(What to work on) Once you find a line containing the word "arrow" in the entries below, copy it.

== Recorded information ==

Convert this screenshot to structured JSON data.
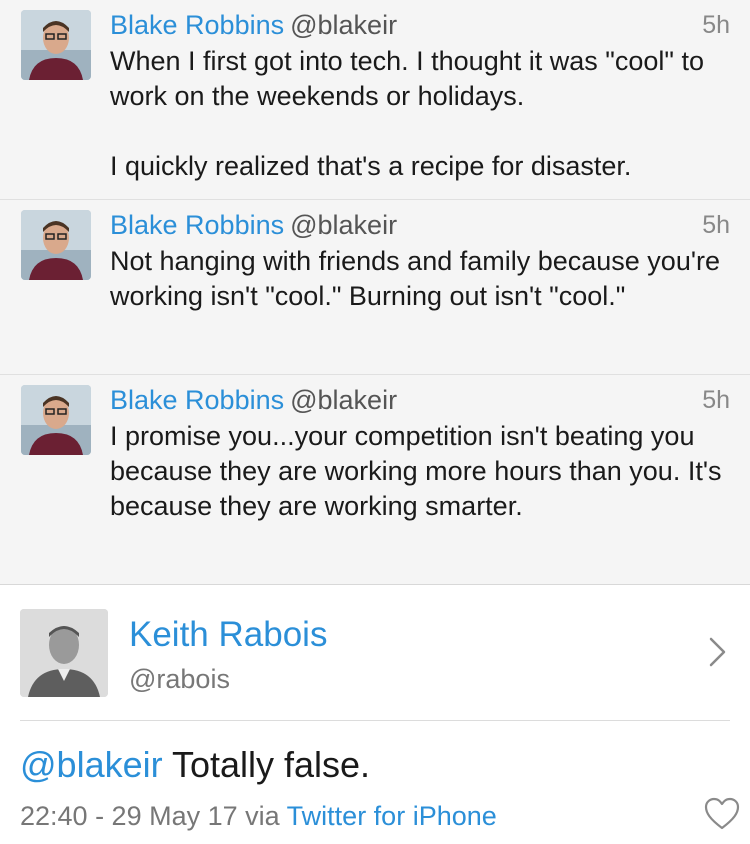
{
  "thread": [
    {
      "name": "Blake Robbins",
      "handle": "@blakeir",
      "time": "5h",
      "text": "When I first got into tech. I thought it was \"cool\" to work on the weekends or holidays.\n\nI quickly realized that's a recipe for disaster."
    },
    {
      "name": "Blake Robbins",
      "handle": "@blakeir",
      "time": "5h",
      "text": "Not hanging with friends and family because you're working isn't \"cool.\" Burning out isn't \"cool.\""
    },
    {
      "name": "Blake Robbins",
      "handle": "@blakeir",
      "time": "5h",
      "text": "I promise you...your competition isn't beating you because they are working more hours than you. It's because they are working smarter."
    }
  ],
  "main_tweet": {
    "name": "Keith Rabois",
    "handle": "@rabois",
    "mention": "@blakeir",
    "body": " Totally false.",
    "timestamp": "22:40 - 29 May 17 via ",
    "source": "Twitter for iPhone"
  },
  "icons": {
    "chevron": "chevron-right-icon",
    "like": "heart-icon"
  },
  "colors": {
    "link_blue": "#2b8fd8",
    "thread_bg": "#f5f5f5"
  }
}
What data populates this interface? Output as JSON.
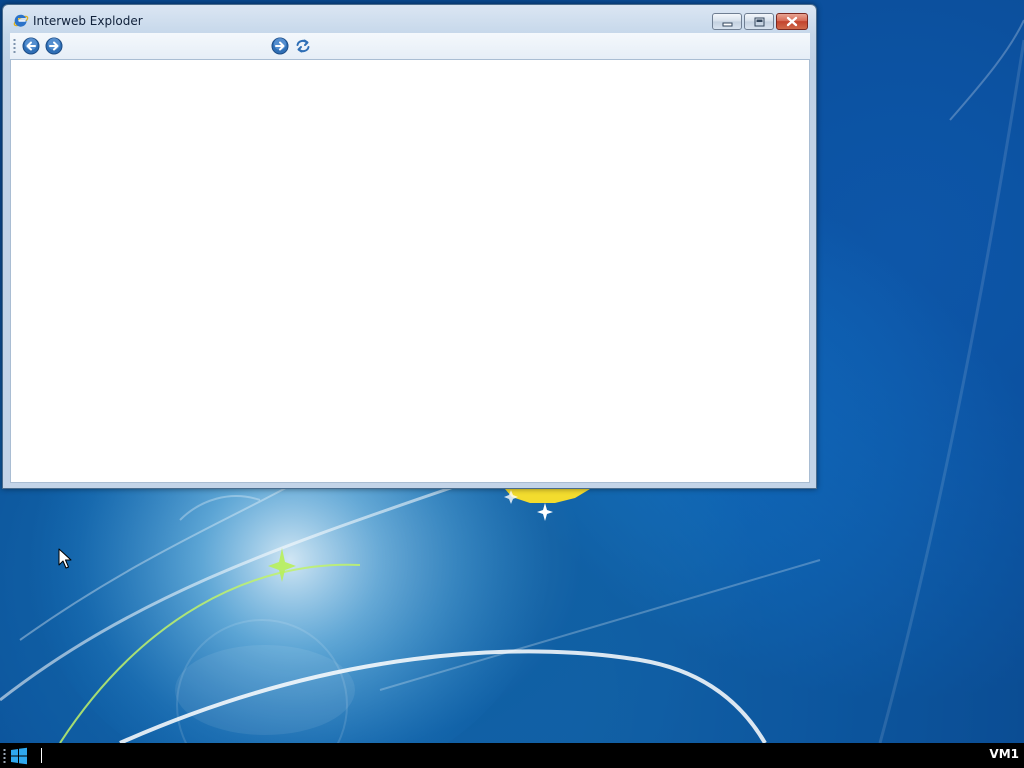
{
  "window": {
    "title": "Interweb Exploder",
    "icon": "internet-explorer-icon"
  },
  "toolbar": {
    "back_icon": "arrow-left-circle-icon",
    "forward_icon": "arrow-right-circle-icon",
    "address_value": "",
    "go_icon": "go-arrow-icon",
    "refresh_icon": "refresh-icon"
  },
  "taskbar": {
    "start_icon": "windows-logo-icon",
    "machine_label": "VM1"
  },
  "colors": {
    "desktop_blue": "#1479cf",
    "taskbar": "#000000",
    "close_red": "#c3432d",
    "nav_blue": "#2f6fb6"
  }
}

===

(Exercise result)
    "back_icon": "arrow-left-circle-icon",
    "forward_icon": "arrow-right-circle-icon",
    "go_icon": "go-arrow-icon",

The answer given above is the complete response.